%%

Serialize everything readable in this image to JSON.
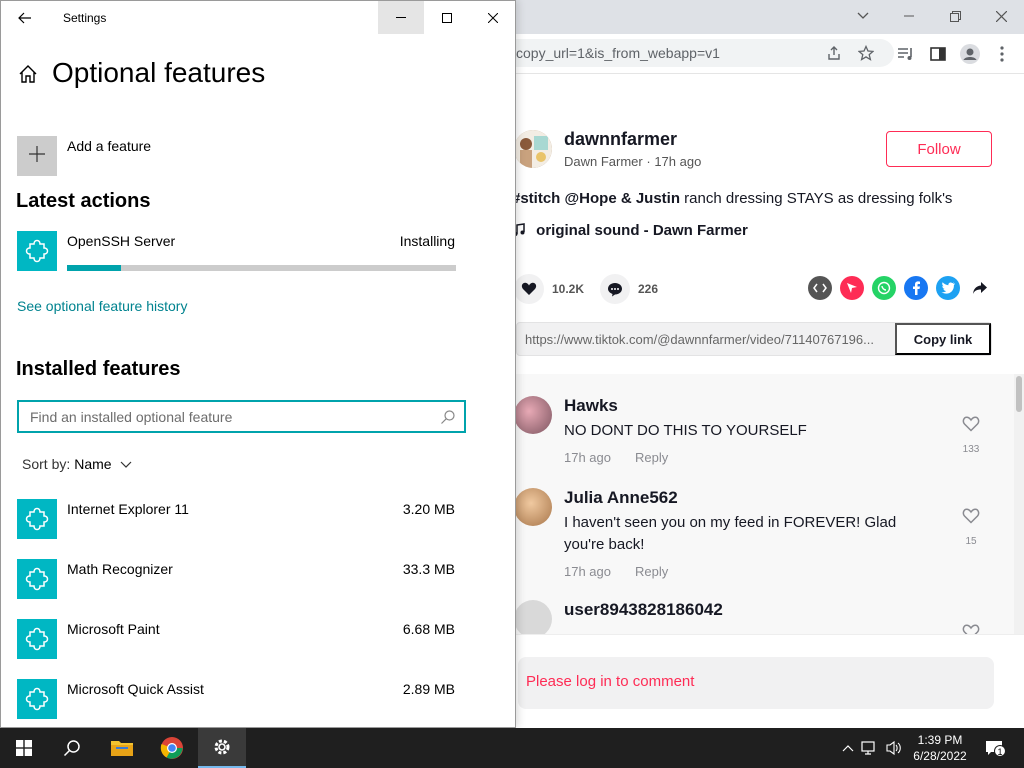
{
  "browser": {
    "url_fragment": "copy_url=1&is_from_webapp=v1",
    "post": {
      "username": "dawnnfarmer",
      "display_name": "Dawn Farmer",
      "time": "17h ago",
      "follow_label": "Follow",
      "caption_tag": "#stitch",
      "caption_mention": "@Hope & Justin",
      "caption_text": "ranch dressing STAYS as dressing folk's",
      "sound": "original sound - Dawn Farmer",
      "likes": "10.2K",
      "comments_count": "226",
      "link": "https://www.tiktok.com/@dawnnfarmer/video/71140767196...",
      "copy_link_label": "Copy link"
    },
    "comments": [
      {
        "name": "Hawks",
        "text": "NO DONT DO THIS TO YOURSELF",
        "time": "17h ago",
        "reply": "Reply",
        "likes": "133"
      },
      {
        "name": "Julia Anne562",
        "text": "I haven't seen you on my feed in FOREVER! Glad you're back!",
        "time": "17h ago",
        "reply": "Reply",
        "likes": "15"
      },
      {
        "name": "user8943828186042"
      }
    ],
    "login_prompt": "Please log in to comment"
  },
  "settings": {
    "app_title": "Settings",
    "page_title": "Optional features",
    "add_feature_label": "Add a feature",
    "latest_actions_heading": "Latest actions",
    "action": {
      "name": "OpenSSH Server",
      "status": "Installing",
      "progress": 0.14
    },
    "history_link": "See optional feature history",
    "installed_heading": "Installed features",
    "search_placeholder": "Find an installed optional feature",
    "sort_label": "Sort by:",
    "sort_value": "Name",
    "features": [
      {
        "name": "Internet Explorer 11",
        "size": "3.20 MB"
      },
      {
        "name": "Math Recognizer",
        "size": "33.3 MB"
      },
      {
        "name": "Microsoft Paint",
        "size": "6.68 MB"
      },
      {
        "name": "Microsoft Quick Assist",
        "size": "2.89 MB"
      }
    ]
  },
  "taskbar": {
    "time": "1:39 PM",
    "date": "6/28/2022",
    "notification_count": "1"
  },
  "colors": {
    "accent": "#00b7c3",
    "tiktok_red": "#fe2c55"
  }
}
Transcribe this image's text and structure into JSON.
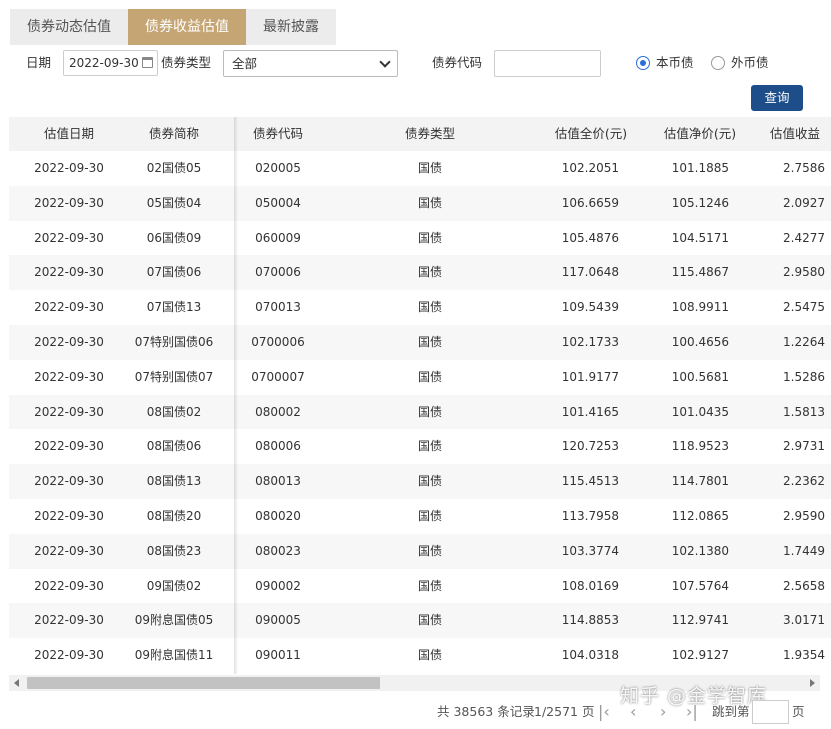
{
  "tabs": [
    {
      "label": "债券动态估值",
      "active": false
    },
    {
      "label": "债券收益估值",
      "active": true
    },
    {
      "label": "最新披露",
      "active": false
    }
  ],
  "filters": {
    "date_label": "日期",
    "date_value": "2022-09-30",
    "type_label": "债券类型",
    "type_value": "全部",
    "code_label": "债券代码",
    "code_value": "",
    "radio_local": "本币债",
    "radio_foreign": "外币债",
    "selected_radio": "本币债",
    "query_label": "查询"
  },
  "table": {
    "headers": [
      "估值日期",
      "债券简称",
      "债券代码",
      "债券类型",
      "估值全价(元)",
      "估值净价(元)",
      "估值收益"
    ],
    "rows": [
      [
        "2022-09-30",
        "02国债05",
        "020005",
        "国债",
        "102.2051",
        "101.1885",
        "2.7586"
      ],
      [
        "2022-09-30",
        "05国债04",
        "050004",
        "国债",
        "106.6659",
        "105.1246",
        "2.0927"
      ],
      [
        "2022-09-30",
        "06国债09",
        "060009",
        "国债",
        "105.4876",
        "104.5171",
        "2.4277"
      ],
      [
        "2022-09-30",
        "07国债06",
        "070006",
        "国债",
        "117.0648",
        "115.4867",
        "2.9580"
      ],
      [
        "2022-09-30",
        "07国债13",
        "070013",
        "国债",
        "109.5439",
        "108.9911",
        "2.5475"
      ],
      [
        "2022-09-30",
        "07特别国债06",
        "0700006",
        "国债",
        "102.1733",
        "100.4656",
        "1.2264"
      ],
      [
        "2022-09-30",
        "07特别国债07",
        "0700007",
        "国债",
        "101.9177",
        "100.5681",
        "1.5286"
      ],
      [
        "2022-09-30",
        "08国债02",
        "080002",
        "国债",
        "101.4165",
        "101.0435",
        "1.5813"
      ],
      [
        "2022-09-30",
        "08国债06",
        "080006",
        "国债",
        "120.7253",
        "118.9523",
        "2.9731"
      ],
      [
        "2022-09-30",
        "08国债13",
        "080013",
        "国债",
        "115.4513",
        "114.7801",
        "2.2362"
      ],
      [
        "2022-09-30",
        "08国债20",
        "080020",
        "国债",
        "113.7958",
        "112.0865",
        "2.9590"
      ],
      [
        "2022-09-30",
        "08国债23",
        "080023",
        "国债",
        "103.3774",
        "102.1380",
        "1.7449"
      ],
      [
        "2022-09-30",
        "09国债02",
        "090002",
        "国债",
        "108.0169",
        "107.5764",
        "2.5658"
      ],
      [
        "2022-09-30",
        "09附息国债05",
        "090005",
        "国债",
        "114.8853",
        "112.9741",
        "3.0171"
      ],
      [
        "2022-09-30",
        "09附息国债11",
        "090011",
        "国债",
        "104.0318",
        "102.9127",
        "1.9354"
      ]
    ]
  },
  "pagination": {
    "total": "共 38563 条记录",
    "page": "1/2571 页",
    "jump_label": "跳到第",
    "page_suffix": "页"
  },
  "watermark": "知乎 @金学智库",
  "colors": {
    "active_tab": "#c5a574",
    "query_button": "#1d4e89",
    "radio": "#2a6fd6"
  },
  "icons": [
    "calendar-icon",
    "chevron-down-icon",
    "first-page-icon",
    "prev-page-icon",
    "next-page-icon",
    "last-page-icon"
  ]
}
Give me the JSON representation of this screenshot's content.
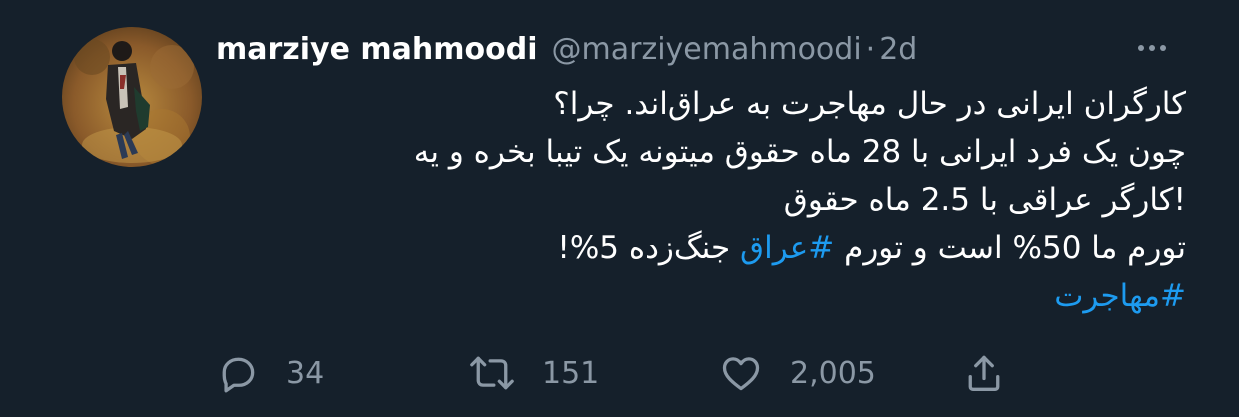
{
  "tweet": {
    "display_name": "marziye mahmoodi",
    "handle": "@marziyemahmoodi",
    "separator": "·",
    "time": "2d",
    "body_lines": [
      "کارگران ایرانی در حال مهاجرت به عراق‌اند. چرا؟",
      "چون یک فرد ایرانی با 28 ماه حقوق میتونه یک تیبا بخره و یه",
      "!کارگر عراقی با 2.5 ماه حقوق",
      {
        "before": "تورم ما 50% است و تورم ",
        "hashtag": "#عراق",
        "after": " جنگ‌زده 5%!"
      }
    ],
    "hashtag_line": "#مهاجرت"
  },
  "actions": {
    "reply": {
      "icon": "reply-icon",
      "count": "34"
    },
    "retweet": {
      "icon": "retweet-icon",
      "count": "151"
    },
    "like": {
      "icon": "heart-icon",
      "count": "2,005"
    },
    "share": {
      "icon": "share-icon"
    }
  },
  "colors": {
    "background": "#15202b",
    "text": "#ffffff",
    "muted": "#8b98a5",
    "accent": "#1d9bf0"
  }
}
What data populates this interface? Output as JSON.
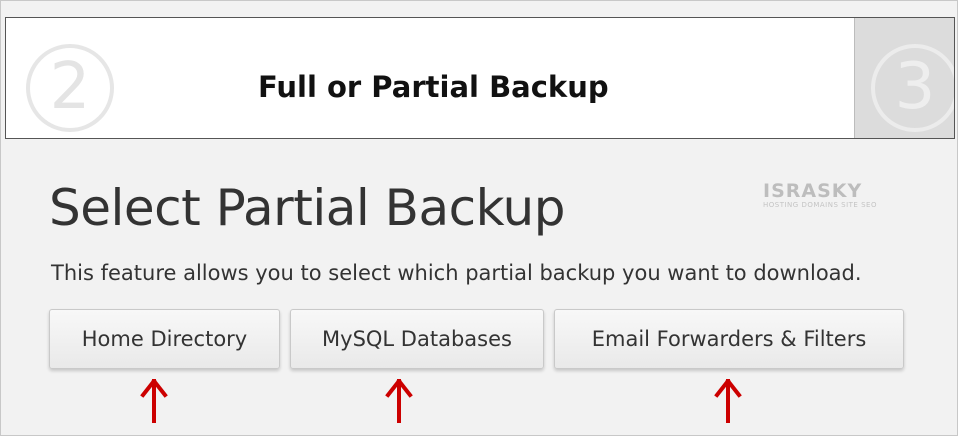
{
  "step_bar": {
    "left_step_number": "2",
    "right_step_number": "3",
    "title": "Full or Partial Backup"
  },
  "main": {
    "title": "Select Partial Backup",
    "description": "This feature allows you to select which partial backup you want to download."
  },
  "logo": {
    "name": "ISRASKY",
    "tagline": "HOSTING DOMAINS SITE SEO"
  },
  "buttons": [
    {
      "label": "Home Directory"
    },
    {
      "label": "MySQL Databases"
    },
    {
      "label": "Email Forwarders & Filters"
    }
  ],
  "colors": {
    "arrow": "#cc0000",
    "text": "#333333",
    "background": "#f2f2f2"
  },
  "icons": {
    "arrow": "arrow-up-icon"
  }
}
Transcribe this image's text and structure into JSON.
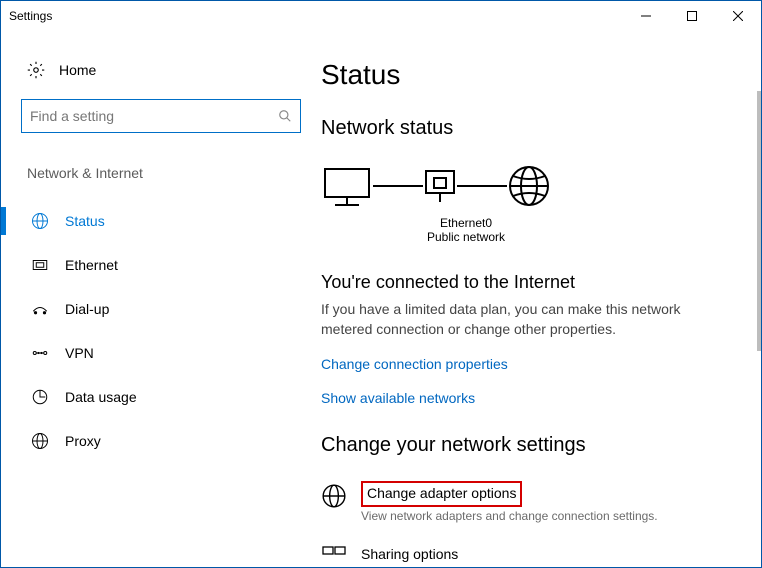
{
  "window": {
    "title": "Settings"
  },
  "sidebar": {
    "home": "Home",
    "search_placeholder": "Find a setting",
    "section": "Network & Internet",
    "items": [
      {
        "label": "Status"
      },
      {
        "label": "Ethernet"
      },
      {
        "label": "Dial-up"
      },
      {
        "label": "VPN"
      },
      {
        "label": "Data usage"
      },
      {
        "label": "Proxy"
      }
    ]
  },
  "main": {
    "title": "Status",
    "network_status_heading": "Network status",
    "adapter_name": "Ethernet0",
    "network_type": "Public network",
    "connected_heading": "You're connected to the Internet",
    "connected_desc": "If you have a limited data plan, you can make this network metered connection or change other properties.",
    "link_change_props": "Change connection properties",
    "link_show_networks": "Show available networks",
    "change_settings_heading": "Change your network settings",
    "adapter_options": {
      "title": "Change adapter options",
      "sub": "View network adapters and change connection settings."
    },
    "sharing_options": {
      "title": "Sharing options"
    }
  }
}
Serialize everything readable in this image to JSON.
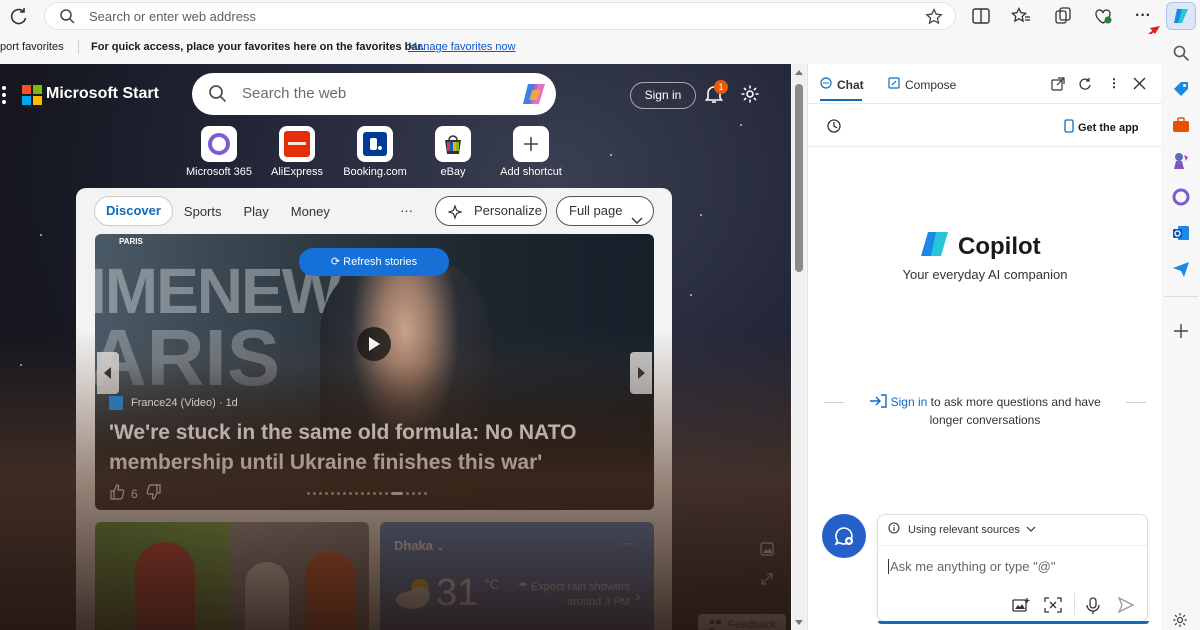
{
  "browser": {
    "address_placeholder": "Search or enter web address"
  },
  "favorites_bar": {
    "import_label": "port favorites",
    "message": "For quick access, place your favorites here on the favorites bar.",
    "manage_link": "Manage favorites now"
  },
  "start_page": {
    "brand": "Microsoft Start",
    "search_placeholder": "Search the web",
    "sign_in": "Sign in",
    "notification_count": "1",
    "shortcuts": [
      {
        "label": "Microsoft 365",
        "icon": "m365-icon"
      },
      {
        "label": "AliExpress",
        "icon": "aliexpress-icon"
      },
      {
        "label": "Booking.com",
        "icon": "booking-icon"
      },
      {
        "label": "eBay",
        "icon": "ebay-icon"
      },
      {
        "label": "Add shortcut",
        "icon": "plus-icon"
      }
    ],
    "feed_tabs": [
      "Discover",
      "Sports",
      "Play",
      "Money"
    ],
    "more": "···",
    "personalize": "Personalize",
    "full_page": "Full page",
    "hero": {
      "place": "PARIS",
      "refresh": "Refresh stories",
      "bg_text_1": "IMENEW",
      "bg_text_2": "ARIS",
      "source": "France24 (Video) · 1d",
      "headline": "'We're stuck in the same old formula: No NATO membership until Ukraine finishes this war'",
      "likes": "6"
    },
    "weather": {
      "city": "Dhaka",
      "more": "···",
      "temp": "31",
      "unit": "°C",
      "forecast_line1": "Expect rain showers",
      "forecast_line2": "around 3 PM"
    },
    "feedback": "Feedback"
  },
  "copilot": {
    "tab_chat": "Chat",
    "tab_compose": "Compose",
    "get_app": "Get the app",
    "brand": "Copilot",
    "subtitle": "Your everyday AI companion",
    "signin_link": "Sign in",
    "signin_rest_1": "to ask more questions and have",
    "signin_rest_2": "longer conversations",
    "sources": "Using relevant sources",
    "input_placeholder": "Ask me anything or type \"@\""
  },
  "colors": {
    "accent": "#0f6cbd",
    "copilot_blue": "#2661c9",
    "annotation_red": "#e02020"
  }
}
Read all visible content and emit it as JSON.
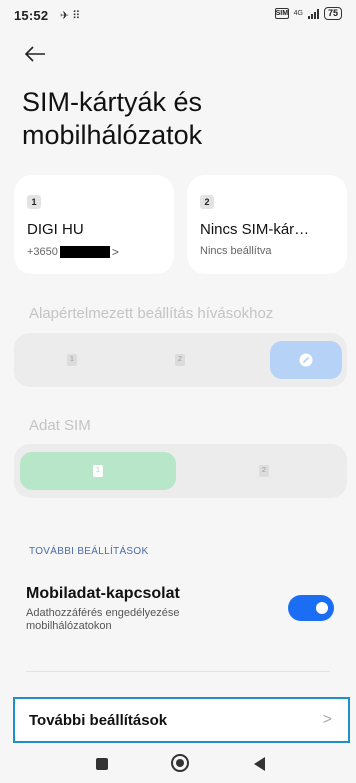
{
  "status_bar": {
    "time": "15:52",
    "left_icons": "✈ ⠿",
    "sim_label": "SIM",
    "network_label": "4G",
    "battery": "75"
  },
  "header": {
    "back_icon": "arrow-left-icon",
    "title": "SIM-kártyák és mobilhálózatok"
  },
  "sim_cards": [
    {
      "slot": "1",
      "name": "DIGI HU",
      "subtitle_prefix": "+3650",
      "subtitle_suffix": ">"
    },
    {
      "slot": "2",
      "name": "Nincs SIM-kár…",
      "subtitle": "Nincs beállítva"
    }
  ],
  "call_default": {
    "label": "Alapértelmezett beállítás hívásokhoz",
    "options": [
      "1",
      "2"
    ],
    "active_icon": "compass-icon",
    "colors": {
      "active": "#b6d2f7"
    }
  },
  "data_sim": {
    "label": "Adat SIM",
    "options": [
      "1",
      "2"
    ],
    "colors": {
      "active": "#b8e6c8"
    }
  },
  "more_section": {
    "header": "TOVÁBBI BEÁLLÍTÁSOK",
    "mobile_data": {
      "title": "Mobiladat-kapcsolat",
      "subtitle": "Adathozzáférés engedélyezése mobilhálózatokon",
      "enabled": true,
      "color": "#1b6ef3"
    }
  },
  "more_settings": {
    "label": "További beállítások",
    "chevron": ">"
  },
  "nav": {
    "icons": [
      "recents-square-icon",
      "home-circle-icon",
      "back-triangle-icon"
    ]
  }
}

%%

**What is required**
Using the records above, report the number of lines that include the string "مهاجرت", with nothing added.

**Written solution**
2